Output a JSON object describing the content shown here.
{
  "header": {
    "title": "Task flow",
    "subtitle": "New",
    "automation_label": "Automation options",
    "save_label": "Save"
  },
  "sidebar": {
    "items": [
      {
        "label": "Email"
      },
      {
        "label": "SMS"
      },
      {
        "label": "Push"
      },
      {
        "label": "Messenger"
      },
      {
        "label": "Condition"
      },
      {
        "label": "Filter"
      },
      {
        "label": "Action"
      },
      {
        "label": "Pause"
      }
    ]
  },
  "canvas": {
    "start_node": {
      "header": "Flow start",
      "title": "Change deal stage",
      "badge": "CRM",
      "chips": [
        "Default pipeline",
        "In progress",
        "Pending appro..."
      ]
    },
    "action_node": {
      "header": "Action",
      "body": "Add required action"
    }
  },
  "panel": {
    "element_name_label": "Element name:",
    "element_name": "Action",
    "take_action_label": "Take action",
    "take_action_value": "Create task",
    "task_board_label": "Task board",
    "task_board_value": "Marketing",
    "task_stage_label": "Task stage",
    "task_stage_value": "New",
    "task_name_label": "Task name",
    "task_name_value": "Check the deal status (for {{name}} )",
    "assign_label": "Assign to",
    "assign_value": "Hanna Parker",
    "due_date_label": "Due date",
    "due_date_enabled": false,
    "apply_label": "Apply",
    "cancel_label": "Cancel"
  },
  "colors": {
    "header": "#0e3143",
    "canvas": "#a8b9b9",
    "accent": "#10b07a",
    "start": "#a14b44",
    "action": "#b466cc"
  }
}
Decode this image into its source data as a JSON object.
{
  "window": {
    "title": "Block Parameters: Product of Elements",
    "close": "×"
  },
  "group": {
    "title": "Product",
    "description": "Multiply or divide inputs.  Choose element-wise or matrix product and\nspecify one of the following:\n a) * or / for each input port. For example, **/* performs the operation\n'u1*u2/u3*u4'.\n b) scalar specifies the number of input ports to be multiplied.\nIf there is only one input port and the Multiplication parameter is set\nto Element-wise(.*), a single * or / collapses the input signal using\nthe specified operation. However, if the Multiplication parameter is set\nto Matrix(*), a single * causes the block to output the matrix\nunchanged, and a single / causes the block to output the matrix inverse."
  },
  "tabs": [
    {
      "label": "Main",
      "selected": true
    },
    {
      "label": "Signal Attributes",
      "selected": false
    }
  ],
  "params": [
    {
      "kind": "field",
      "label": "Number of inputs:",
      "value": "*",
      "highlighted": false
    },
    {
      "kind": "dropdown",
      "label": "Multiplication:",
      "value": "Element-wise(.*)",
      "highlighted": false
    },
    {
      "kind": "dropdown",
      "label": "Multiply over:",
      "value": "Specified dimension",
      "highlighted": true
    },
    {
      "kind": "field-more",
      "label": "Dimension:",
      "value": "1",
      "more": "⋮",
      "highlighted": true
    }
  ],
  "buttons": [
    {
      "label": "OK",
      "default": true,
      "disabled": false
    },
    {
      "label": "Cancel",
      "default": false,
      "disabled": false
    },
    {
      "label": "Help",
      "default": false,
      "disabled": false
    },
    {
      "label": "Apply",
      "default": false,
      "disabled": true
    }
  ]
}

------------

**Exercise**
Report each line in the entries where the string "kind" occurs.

**Result**
      "kind": "field",
      "kind": "dropdown",
      "kind": "dropdown",
      "kind": "field-more",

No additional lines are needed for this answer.